The prize dubbed the “Jewish Nobel” will be going to Barbra Streisand later this year, in a return to its tradition of honoring Jewish celebrities for their lifetime of achievements.
The iconic actor and singer is getting the Genesis Prize, which has been awarded since 2013, in recognition of her contributions to a number of fields, including the arts and philanthropy.
The prize was endowed by a group of Russian Jewish billionaires, three of whom stepped down from the board of a related foundation, the Genesis Philanthropy Group, after being targeted by Western sanctions last year for their ties to Vladimir Putin following his invasion of Ukraine. The most recent Genesis Prize, awarded earlier this year, went to Jewish activists and nonprofits in Ukraine — the first time the prize had not been given to a single individual.
Now, the prize foundation is signaling a return to normalcy by selecting Streisand, 81, who has served as a symbol of pride for generations of women and men who saw themselves reflected in her brash, Brooklyn-bred, unapologetically Jewish persona. She has sold more than 100 million records; had more albums chart in the Top 40 than any other female recording artist; and is one of just 18 people to rack up an EGOT — an Emmy, Grammy, Oscar and Tony.
The prize’s goal is to stimulate Jewish giving by raising awareness of particular needs. Streisand will be donating her $1 million award to four groups aimed at protecting the environment, promoting women’s health, combating disinformation in the media and aiding the people of Ukraine, according to a press release from the Genesis Prize Foundation.
“I am delighted to be honored by the special 10th Anniversary Genesis Prize and to work with The Genesis Prize Foundation to support organizations that seek to better society and our shared humanity,” Streisand said in a statement. “I am very proud of my Jewish heritage, and have always been moved by the Jewish tradition of tikkun olam, to repair the world. I hope to join and inspire others in their own commitment to build a better world.”
The ceremony honoring Streisand, which will be held for the first time in Los Angeles, marks another change for the prize.
Before this year, the prize had been awarded at a ceremony in Israel. In the past, it was presented in cooperation with the Israeli Prime Minister’s Office, and in 2018, actor Natalie Portman, that year’s honoree, stirred controversy by declining to attend the ceremony in protest of “recent events” in Israel. The partnership with the prime minister ended in 2020.
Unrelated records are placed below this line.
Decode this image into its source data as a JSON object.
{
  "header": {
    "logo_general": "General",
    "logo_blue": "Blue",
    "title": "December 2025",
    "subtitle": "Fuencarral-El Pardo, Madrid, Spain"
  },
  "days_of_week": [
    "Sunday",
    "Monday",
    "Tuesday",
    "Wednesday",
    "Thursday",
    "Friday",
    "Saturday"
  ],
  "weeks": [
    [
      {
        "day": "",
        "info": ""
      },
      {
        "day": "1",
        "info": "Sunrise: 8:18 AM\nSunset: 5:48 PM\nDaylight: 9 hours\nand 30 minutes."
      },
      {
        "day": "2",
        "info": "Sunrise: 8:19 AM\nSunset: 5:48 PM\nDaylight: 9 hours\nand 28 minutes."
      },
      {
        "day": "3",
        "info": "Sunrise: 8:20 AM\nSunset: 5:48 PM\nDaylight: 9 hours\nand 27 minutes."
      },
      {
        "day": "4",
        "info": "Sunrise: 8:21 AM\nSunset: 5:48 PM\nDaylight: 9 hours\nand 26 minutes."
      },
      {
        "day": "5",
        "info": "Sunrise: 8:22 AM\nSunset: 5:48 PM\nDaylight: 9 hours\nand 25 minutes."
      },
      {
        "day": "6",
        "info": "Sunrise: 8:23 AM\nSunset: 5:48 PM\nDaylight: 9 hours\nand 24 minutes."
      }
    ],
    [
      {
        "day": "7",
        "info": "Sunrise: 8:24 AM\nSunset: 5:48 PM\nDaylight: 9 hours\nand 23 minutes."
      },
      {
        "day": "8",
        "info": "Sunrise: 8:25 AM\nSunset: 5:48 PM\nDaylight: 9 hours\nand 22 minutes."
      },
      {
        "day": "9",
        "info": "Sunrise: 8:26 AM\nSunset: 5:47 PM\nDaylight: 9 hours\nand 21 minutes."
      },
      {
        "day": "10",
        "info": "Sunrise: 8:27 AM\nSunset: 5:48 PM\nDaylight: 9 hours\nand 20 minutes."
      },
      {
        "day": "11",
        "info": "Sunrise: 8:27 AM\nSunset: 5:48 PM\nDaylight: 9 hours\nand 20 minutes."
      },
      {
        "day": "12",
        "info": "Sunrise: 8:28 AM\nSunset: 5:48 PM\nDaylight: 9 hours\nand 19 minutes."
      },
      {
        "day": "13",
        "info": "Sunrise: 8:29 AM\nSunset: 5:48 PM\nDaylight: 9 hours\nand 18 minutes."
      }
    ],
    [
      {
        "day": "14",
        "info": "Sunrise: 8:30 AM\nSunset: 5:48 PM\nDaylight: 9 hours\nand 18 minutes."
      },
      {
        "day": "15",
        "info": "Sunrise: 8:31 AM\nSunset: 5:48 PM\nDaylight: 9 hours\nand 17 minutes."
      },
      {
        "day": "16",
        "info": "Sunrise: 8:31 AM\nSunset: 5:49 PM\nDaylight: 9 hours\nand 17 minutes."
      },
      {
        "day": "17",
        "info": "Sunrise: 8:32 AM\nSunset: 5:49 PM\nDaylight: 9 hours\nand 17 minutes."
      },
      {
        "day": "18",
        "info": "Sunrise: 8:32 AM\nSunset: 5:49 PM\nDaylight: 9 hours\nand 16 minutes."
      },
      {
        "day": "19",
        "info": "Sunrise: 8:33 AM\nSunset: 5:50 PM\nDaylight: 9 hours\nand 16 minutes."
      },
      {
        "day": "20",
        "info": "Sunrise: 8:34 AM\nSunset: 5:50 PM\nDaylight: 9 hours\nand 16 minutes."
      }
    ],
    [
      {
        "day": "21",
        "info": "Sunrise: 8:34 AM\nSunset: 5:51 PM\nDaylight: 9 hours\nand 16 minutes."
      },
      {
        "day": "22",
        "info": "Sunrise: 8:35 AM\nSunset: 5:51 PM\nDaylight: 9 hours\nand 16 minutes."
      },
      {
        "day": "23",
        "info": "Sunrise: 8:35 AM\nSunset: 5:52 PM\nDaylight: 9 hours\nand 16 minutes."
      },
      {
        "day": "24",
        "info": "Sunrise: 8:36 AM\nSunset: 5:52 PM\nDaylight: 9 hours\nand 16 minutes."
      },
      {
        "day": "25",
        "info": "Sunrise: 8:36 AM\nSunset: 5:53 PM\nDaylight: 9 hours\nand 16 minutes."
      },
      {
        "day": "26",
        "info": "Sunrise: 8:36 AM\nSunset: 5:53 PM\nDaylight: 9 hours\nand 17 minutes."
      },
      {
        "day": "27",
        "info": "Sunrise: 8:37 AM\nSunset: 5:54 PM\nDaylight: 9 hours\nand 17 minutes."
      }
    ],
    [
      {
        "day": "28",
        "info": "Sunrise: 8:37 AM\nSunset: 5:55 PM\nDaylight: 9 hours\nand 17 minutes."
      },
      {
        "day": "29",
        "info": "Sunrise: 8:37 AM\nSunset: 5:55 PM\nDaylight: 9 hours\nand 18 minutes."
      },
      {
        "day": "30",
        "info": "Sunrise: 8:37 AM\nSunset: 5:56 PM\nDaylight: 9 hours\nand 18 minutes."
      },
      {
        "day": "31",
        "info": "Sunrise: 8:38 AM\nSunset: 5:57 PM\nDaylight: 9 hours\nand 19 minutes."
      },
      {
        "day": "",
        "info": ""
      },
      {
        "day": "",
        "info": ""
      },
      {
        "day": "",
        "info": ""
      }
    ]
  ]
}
The award seeks to honor “extraordinary individuals for their outstanding professional achievement, contribution to humanity, and commitment to Jewish values,” according to the press release, and has generally gone to a celebrity who has worn their Jewish identity publicly. Many of its laureates have been involved in the arts — including actors Michael Douglas and Portman; sculptor Anish Kapoor; violinist Itzhak Perlman; and, in 2021, filmmaker Steven Spielberg.
“Her sense of responsibility to heal the world grows out of her Jewish values and her Jewish identity, which Barbra has displayed proudly since the very beginning of her extraordinary career,” Genesis Prize Foundation founder Stan Polovets said in a statement about Streisand. “Barbra’s innovative philanthropy has had significant impact in so many areas, including health, environment, and gender equality.”